Problem description —
Retype every record below exactly as it appears.

(Entries from a dataset of interfaces)
------------------------

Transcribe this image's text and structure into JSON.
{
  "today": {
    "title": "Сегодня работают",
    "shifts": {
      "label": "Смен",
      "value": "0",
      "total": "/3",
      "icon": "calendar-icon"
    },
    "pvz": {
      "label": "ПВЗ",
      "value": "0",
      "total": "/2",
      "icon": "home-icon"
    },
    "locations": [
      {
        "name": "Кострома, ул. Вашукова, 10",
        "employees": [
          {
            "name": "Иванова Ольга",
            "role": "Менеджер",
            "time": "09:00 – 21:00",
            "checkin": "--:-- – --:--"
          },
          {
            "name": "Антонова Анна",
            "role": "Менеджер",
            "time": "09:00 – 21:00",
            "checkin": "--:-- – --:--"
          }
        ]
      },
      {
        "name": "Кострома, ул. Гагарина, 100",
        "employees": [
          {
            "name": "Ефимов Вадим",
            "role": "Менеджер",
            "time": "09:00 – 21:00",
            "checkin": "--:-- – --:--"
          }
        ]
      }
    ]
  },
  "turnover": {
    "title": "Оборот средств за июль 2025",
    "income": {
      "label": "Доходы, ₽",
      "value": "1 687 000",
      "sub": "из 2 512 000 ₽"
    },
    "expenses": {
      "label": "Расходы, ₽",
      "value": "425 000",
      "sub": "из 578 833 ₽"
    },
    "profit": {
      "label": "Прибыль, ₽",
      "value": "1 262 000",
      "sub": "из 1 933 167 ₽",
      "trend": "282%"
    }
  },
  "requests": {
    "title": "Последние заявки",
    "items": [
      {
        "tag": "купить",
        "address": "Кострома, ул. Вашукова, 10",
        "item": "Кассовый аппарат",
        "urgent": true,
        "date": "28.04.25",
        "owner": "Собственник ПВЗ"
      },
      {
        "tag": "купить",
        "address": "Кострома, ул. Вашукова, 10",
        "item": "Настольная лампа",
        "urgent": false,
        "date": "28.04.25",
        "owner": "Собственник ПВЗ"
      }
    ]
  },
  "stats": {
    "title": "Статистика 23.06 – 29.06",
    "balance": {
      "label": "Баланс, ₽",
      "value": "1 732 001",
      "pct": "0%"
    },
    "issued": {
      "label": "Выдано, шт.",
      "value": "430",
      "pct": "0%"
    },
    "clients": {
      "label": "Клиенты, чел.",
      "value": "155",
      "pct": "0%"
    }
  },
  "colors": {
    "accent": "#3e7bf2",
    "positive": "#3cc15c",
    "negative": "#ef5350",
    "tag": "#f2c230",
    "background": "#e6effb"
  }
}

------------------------

Result of this exercise —
Transcribe this image's text and structure into JSON.
{
  "today": {
    "title": "Сегодня работают",
    "shifts": {
      "label": "Смен",
      "value": "0",
      "total": "/3",
      "icon": "calendar-icon"
    },
    "pvz": {
      "label": "ПВЗ",
      "value": "0",
      "total": "/2",
      "icon": "home-icon"
    },
    "locations": [
      {
        "name": "Кострома, ул. Вашукова, 10",
        "employees": [
          {
            "name": "Иванова Ольга",
            "role": "Менеджер",
            "time": "09:00 – 21:00",
            "checkin": "--:-- – --:--"
          },
          {
            "name": "Антонова Анна",
            "role": "Менеджер",
            "time": "09:00 – 21:00",
            "checkin": "--:-- – --:--"
          }
        ]
      },
      {
        "name": "Кострома, ул. Гагарина, 100",
        "employees": [
          {
            "name": "Ефимов Вадим",
            "role": "Менеджер",
            "time": "09:00 – 21:00",
            "checkin": "--:-- – --:--"
          }
        ]
      }
    ]
  },
  "turnover": {
    "title": "Оборот средств за июль 2025",
    "income": {
      "label": "Доходы, ₽",
      "value": "1 687 000",
      "sub": "из 2 512 000 ₽"
    },
    "expenses": {
      "label": "Расходы, ₽",
      "value": "425 000",
      "sub": "из 578 833 ₽"
    },
    "profit": {
      "label": "Прибыль, ₽",
      "value": "1 262 000",
      "sub": "из 1 933 167 ₽",
      "trend": "282%"
    }
  },
  "requests": {
    "title": "Последние заявки",
    "items": [
      {
        "tag": "купить",
        "address": "Кострома, ул. Вашукова, 10",
        "item": "Кассовый аппарат",
        "urgent": true,
        "date": "28.04.25",
        "owner": "Собственник ПВЗ"
      },
      {
        "tag": "купить",
        "address": "Кострома, ул. Вашукова, 10",
        "item": "Настольная лампа",
        "urgent": false,
        "date": "28.04.25",
        "owner": "Собственник ПВЗ"
      }
    ]
  },
  "stats": {
    "title": "Статистика 23.06 – 29.06",
    "balance": {
      "label": "Баланс, ₽",
      "value": "1 732 001",
      "pct": "0%"
    },
    "issued": {
      "label": "Выдано, шт.",
      "value": "430",
      "pct": "0%"
    },
    "clients": {
      "label": "Клиенты, чел.",
      "value": "155",
      "pct": "0%"
    }
  },
  "colors": {
    "accent": "#3e7bf2",
    "positive": "#3cc15c",
    "negative": "#ef5350",
    "tag": "#f2c230",
    "background": "#e6effb"
  }
}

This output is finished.